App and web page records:
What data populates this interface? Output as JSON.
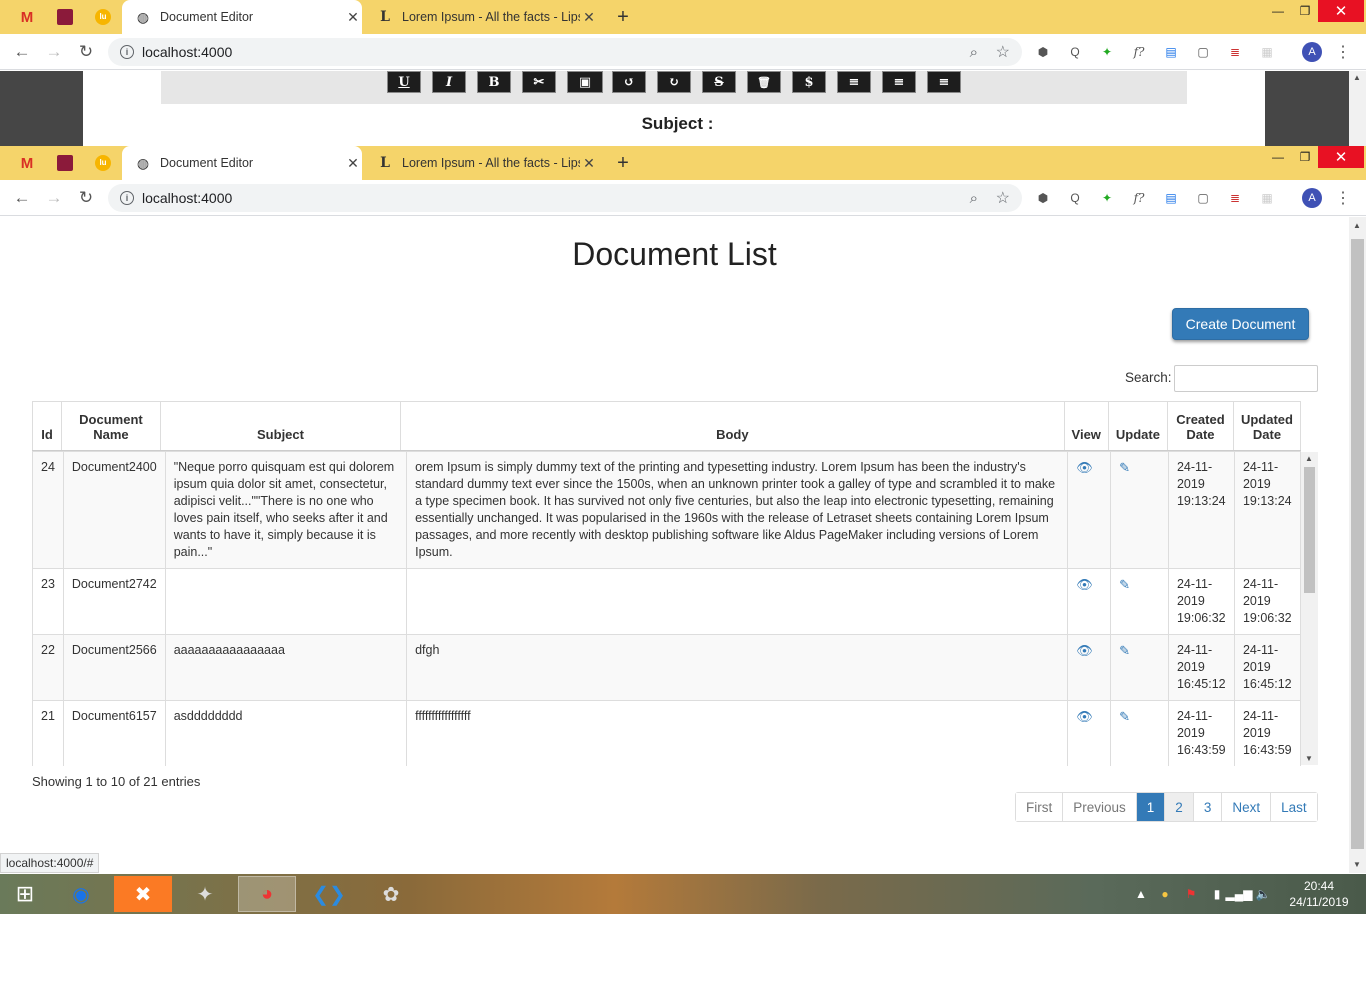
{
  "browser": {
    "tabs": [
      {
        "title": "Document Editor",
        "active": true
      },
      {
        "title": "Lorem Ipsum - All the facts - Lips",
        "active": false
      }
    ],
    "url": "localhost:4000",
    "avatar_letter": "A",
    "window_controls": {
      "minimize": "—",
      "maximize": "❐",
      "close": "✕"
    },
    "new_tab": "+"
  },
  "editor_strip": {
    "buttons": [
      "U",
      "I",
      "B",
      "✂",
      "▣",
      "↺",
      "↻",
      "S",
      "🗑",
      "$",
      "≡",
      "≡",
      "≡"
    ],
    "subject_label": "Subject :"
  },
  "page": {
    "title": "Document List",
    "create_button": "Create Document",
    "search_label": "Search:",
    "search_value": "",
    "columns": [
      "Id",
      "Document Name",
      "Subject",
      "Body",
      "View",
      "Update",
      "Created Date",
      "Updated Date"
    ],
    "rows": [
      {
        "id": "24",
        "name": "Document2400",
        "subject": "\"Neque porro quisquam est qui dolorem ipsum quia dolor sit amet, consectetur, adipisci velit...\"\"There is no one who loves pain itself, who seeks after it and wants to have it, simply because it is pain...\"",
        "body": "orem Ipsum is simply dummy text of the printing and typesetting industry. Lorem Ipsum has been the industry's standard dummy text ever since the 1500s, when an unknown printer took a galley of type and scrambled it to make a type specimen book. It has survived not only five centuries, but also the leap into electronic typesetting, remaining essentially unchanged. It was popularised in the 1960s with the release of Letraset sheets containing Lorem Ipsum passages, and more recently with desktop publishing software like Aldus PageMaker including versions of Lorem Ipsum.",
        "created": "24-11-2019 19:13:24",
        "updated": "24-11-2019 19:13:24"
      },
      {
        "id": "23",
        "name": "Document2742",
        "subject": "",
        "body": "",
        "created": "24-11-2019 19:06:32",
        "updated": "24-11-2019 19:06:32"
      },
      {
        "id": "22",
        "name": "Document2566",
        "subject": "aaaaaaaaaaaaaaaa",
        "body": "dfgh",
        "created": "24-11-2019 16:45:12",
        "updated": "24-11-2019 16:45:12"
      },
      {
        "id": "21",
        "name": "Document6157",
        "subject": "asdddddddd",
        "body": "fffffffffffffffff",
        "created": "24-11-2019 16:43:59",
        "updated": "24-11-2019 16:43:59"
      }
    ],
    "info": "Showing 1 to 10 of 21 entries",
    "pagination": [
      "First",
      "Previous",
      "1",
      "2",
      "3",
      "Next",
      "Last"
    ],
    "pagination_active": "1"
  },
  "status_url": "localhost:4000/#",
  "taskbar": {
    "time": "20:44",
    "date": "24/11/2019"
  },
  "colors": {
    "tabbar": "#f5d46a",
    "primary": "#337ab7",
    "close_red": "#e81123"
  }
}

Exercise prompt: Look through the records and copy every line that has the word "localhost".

Worked solution:
    "url": "localhost:4000",
  "status_url": "localhost:4000/#",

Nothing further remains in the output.